|Photo courtesy Rushay (RUSH) Booysen|
Maybe, but a scholarly blog I ran across recently (thanks to Twitter) quotes Wayne Meeks, a famous biblical scholar, who believes we should stop using the phrase, "The Bible clearly teaches..."
So let us renounce the phrase, “the Bible clearly teaches” (says Dr. Meeks). And every time we hear it let us immediately be on our guard... In our situation, when people say, “the Bible clearly teaches,” instead of, for example, “we can learn from the Bible if we stand within a certain community’s tradition,” or “we can find these ideas in Scripture if we construe Scripture in such-and-such a way”… when they do that, they are really masking the locus of the authority they are claiming.
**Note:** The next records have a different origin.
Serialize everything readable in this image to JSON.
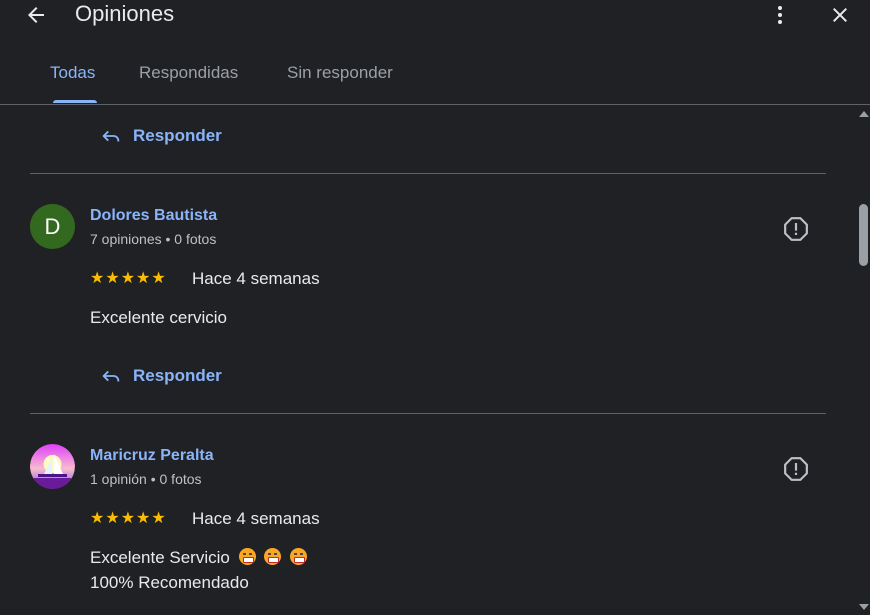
{
  "header": {
    "title": "Opiniones",
    "tabs": [
      {
        "label": "Todas",
        "active": true
      },
      {
        "label": "Respondidas",
        "active": false
      },
      {
        "label": "Sin responder",
        "active": false
      }
    ]
  },
  "reply_label": "Responder",
  "reviews": [
    {
      "avatar_letter": "D",
      "name": "Dolores Bautista",
      "meta": "7 opiniones • 0 fotos",
      "rating": 5,
      "date": "Hace 4 semanas",
      "text_line1": "Excelente cervicio"
    },
    {
      "name": "Maricruz Peralta",
      "meta": "1 opinión • 0 fotos",
      "rating": 5,
      "date": "Hace 4 semanas",
      "text_line1": "Excelente Servicio",
      "text_line2": "100% Recomendado"
    }
  ],
  "colors": {
    "background": "#202124",
    "accent": "#8ab4f8",
    "star": "#fbbc04",
    "avatar_d": "#33691e"
  },
  "icons": {
    "back": "arrow-left-icon",
    "more": "more-vert-icon",
    "close": "close-icon",
    "reply": "reply-icon",
    "flag": "report-icon"
  }
}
Now, I have to agree with Dr. Meeks in one sense. Most of the times that Christianity has had egg on its face over the last 2000 years have been times when we weren't actually insisting on some scripture but on our own explanation of it. Handy example: the legendary conflict between Galileo and the Catholic Church. What the Church actually ended up defending was the greek scientist Ptolemy's idea of how the universe works -- not that "God the Father Almighty [is the] maker of heaven and earth," as the old creed says. Galileo himself believed that too, after all.
Teachers of Christianity always have to make sure that what we're defending is what the Bible itself says and not our explanation of what the Bible says.
That isn't my main point today but it would make a good topic, so I may post on it in the future.
FuzzinessThat doesn't seem to be Dr. Meeks' main point either. He appears to be saying that the Bible itself isn't clear, that you can't say the Bible clearly teaches anything because it clearly doesn't. To get anything worthwhile out of it at all you must "construe" it or draw its meaning from a "certain community's tradition."
But think about this: All of the things the Bible contains were written by people who knew what they meant at the time. And much of it was written to other people who also knew what they meant. And although we live at a 2 to 3 thousand year remove from their time, it is still entirely possible to recover what they meant. Historians and textual critics and archaeologists do it all the time and with all kinds of books -- not just the Bible.
Have you ever read Homer's Iliad and Odyssey? You may not have gotten every cultural nuance but did you pick up the main points? Doesn't the Iliad clearly teach that Agamemnon and Achilles, both full of pride, quarrelled over the captured princess Briseis causing Achilles to leave the battle (trust me, it does).
What about Plato and Aristotle? Do we know pretty clearly what they taught? Yes. Why? Because we know a lot about them, their world, and can read their language. Sort of like any other book you read. Including the Bible.
If we read it intelligently, the Bible is quite clear on most things. True some passages are a bit obscure (nobody is sure what St. Paul is getting at here, for instance. Or here.). But it is not a fuzzy, obscure book, and there are a disturbingly large number of things that 'the Bible clearly says'.